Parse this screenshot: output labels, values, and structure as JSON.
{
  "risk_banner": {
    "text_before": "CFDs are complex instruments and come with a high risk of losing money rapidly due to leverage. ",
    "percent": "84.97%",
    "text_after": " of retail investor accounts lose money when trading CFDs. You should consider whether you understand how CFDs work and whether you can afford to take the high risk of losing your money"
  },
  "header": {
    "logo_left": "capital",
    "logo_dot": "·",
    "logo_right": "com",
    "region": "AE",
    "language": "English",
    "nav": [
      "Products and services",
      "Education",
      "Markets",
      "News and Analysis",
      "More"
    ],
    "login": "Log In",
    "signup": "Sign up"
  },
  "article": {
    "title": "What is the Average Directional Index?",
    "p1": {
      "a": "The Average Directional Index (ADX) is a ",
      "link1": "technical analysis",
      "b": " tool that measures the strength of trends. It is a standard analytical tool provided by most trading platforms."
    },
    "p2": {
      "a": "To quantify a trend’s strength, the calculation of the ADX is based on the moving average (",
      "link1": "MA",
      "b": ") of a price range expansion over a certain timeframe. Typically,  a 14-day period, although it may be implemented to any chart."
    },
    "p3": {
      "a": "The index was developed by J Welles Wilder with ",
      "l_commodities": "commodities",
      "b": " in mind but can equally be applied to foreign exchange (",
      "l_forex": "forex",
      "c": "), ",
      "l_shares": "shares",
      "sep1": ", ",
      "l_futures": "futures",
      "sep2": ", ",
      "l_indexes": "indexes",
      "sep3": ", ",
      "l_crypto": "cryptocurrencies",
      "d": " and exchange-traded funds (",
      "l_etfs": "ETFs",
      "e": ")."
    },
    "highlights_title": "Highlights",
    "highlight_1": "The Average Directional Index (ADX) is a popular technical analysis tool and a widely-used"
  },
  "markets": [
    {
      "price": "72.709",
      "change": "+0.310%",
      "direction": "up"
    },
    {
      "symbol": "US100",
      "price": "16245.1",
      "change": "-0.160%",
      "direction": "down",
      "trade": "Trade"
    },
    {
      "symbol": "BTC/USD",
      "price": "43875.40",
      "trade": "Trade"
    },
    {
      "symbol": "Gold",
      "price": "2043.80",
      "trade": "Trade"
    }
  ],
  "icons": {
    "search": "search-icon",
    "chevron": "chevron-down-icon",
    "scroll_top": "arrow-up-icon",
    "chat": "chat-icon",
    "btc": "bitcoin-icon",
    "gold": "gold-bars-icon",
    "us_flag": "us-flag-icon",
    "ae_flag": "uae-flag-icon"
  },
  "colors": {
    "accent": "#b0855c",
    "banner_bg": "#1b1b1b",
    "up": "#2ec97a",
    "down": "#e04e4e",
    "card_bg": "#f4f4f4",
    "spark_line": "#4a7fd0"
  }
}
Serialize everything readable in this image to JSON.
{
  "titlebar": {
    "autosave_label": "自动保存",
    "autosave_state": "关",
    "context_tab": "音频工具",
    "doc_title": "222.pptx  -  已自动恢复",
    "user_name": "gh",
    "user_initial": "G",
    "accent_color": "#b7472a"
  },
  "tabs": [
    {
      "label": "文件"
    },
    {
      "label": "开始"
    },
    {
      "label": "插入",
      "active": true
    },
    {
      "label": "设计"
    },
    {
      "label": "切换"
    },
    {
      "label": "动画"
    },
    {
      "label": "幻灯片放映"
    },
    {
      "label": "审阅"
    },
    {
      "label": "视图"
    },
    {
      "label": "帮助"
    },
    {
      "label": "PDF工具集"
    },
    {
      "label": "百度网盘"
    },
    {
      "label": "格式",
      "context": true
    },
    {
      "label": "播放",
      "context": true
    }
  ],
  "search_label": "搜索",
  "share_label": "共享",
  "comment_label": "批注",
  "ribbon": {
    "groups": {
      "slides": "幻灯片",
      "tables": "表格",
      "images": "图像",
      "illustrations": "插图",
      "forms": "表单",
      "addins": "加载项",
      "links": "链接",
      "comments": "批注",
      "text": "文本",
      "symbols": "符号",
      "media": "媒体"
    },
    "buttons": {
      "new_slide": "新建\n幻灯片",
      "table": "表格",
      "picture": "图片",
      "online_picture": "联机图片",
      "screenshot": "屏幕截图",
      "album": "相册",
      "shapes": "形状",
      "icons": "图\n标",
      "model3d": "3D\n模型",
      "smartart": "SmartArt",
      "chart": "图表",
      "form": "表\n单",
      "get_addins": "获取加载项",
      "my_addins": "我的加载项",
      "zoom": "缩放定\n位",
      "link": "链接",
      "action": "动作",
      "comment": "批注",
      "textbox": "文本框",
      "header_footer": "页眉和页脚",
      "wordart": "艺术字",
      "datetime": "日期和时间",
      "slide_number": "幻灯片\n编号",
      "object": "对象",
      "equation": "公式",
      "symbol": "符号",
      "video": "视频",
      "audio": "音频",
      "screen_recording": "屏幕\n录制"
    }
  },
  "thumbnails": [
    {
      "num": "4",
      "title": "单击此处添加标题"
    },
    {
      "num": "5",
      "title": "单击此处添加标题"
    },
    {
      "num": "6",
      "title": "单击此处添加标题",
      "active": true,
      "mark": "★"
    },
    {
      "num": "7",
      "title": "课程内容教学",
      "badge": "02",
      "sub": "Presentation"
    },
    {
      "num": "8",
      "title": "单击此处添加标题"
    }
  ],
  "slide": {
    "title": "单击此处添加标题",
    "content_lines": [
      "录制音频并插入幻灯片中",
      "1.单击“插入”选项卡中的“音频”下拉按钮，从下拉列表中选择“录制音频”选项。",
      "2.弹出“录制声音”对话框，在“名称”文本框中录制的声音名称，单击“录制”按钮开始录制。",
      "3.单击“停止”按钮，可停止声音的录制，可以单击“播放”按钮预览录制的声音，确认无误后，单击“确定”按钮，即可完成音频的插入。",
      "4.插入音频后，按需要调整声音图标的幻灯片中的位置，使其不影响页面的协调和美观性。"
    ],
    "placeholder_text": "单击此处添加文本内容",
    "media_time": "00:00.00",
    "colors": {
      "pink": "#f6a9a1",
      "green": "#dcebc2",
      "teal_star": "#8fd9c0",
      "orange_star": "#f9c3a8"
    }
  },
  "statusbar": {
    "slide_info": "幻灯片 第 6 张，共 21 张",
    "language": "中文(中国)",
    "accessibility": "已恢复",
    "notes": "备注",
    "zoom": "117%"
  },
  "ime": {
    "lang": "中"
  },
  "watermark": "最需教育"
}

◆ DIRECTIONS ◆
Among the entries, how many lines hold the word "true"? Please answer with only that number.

◆ ANSWER TO THIS PROBLEM ◆
4